Discuss findings from previous risk assessments, highlighting areas where improvements have been made and identifying any persisting vulnerabilities.

Evaluate Changes and Updates

Assess changes in the company's technology, infrastructure, and processes since the last meeting. Identify potential risks associated with these changes.

Step 4: Risk Identification and Assessment

Brainstorming Session

Encourage open discussions among participants to identify potential risks. Consider external factors such as industry trends, emerging cyber threats, and changes in the regulatory landscape.

Risk Assessment Matrix

Use a risk assessment matrix to evaluate the likelihood and impact of identified risks. This helps prioritize risks and allocate resources effectively.

Step 5: Mitigation Strategies

Develop Mitigation Plans

Collaboratively develop strategies to mitigate identified risks. Assign responsibilities for implementing these strategies and set timelines for completion.

Budgeting for Security Measures

Allocate budgets for necessary security measures. This may include investments in cybersecurity tools, employee training, or infrastructure upgrades.

Step 6: Documentation and Reporting

Meeting Minutes

Assign a designated person to take comprehensive meeting minutes. Include key discussion points, decisions made, and action items assigned.

Store Documents in Google Drive

Save all relevant documents, including meeting minutes, risk assessments, and mitigation plans, in a centralized and secure location like Google Drive. This ensures accessibility and transparency for all stakeholders.

Step 7: Follow-Up

Implement Action Items

Monitor and ensure the timely implementation of action items outlined in the risk assessment meeting.

Regular Check-Ins

Schedule periodic check-ins between annual risk assessment meetings to review progress, address new developments, and make necessary adjustments to the risk management strategy.

Conclusion

In conclusion, implementing and maintaining SOC2 compliance is a critical step for startup founders seeking to establish a trustworthy reputation in the eyes of potential corporate customers. Holding periodic risk assessment meetings with executive management is not just a regulatory requirement but a proactive approach to identifying and mitigating potential threats to your organization's information security. By following this step-by-step guide, startup founders can not only navigate the complexities of SOC2 compliance but also ensure that their commitment to data security is ingrained in the organizational culture.

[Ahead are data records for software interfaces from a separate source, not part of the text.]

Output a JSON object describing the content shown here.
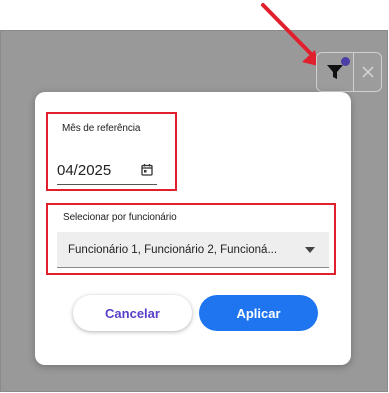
{
  "toolbar": {
    "filter_icon": "filter-icon",
    "close_icon": "close-icon",
    "indicator_color": "#4b3ea6"
  },
  "annotation": {
    "arrow_color": "#e0202d",
    "highlight_color": "#e0202d"
  },
  "dialog": {
    "month_field": {
      "label": "Mês de referência",
      "value": "04/2025",
      "icon": "calendar-icon"
    },
    "employee_field": {
      "label": "Selecionar por funcionário",
      "value": "Funcionário 1, Funcionário 2, Funcioná..."
    },
    "buttons": {
      "cancel": "Cancelar",
      "apply": "Aplicar"
    },
    "colors": {
      "primary": "#1f75f0",
      "cancel_text": "#5b3fc9"
    }
  }
}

Achieve SOC2 Compliance

We make your startup SOC2 compliant by implementing and managing the required security controls for you.

Get Started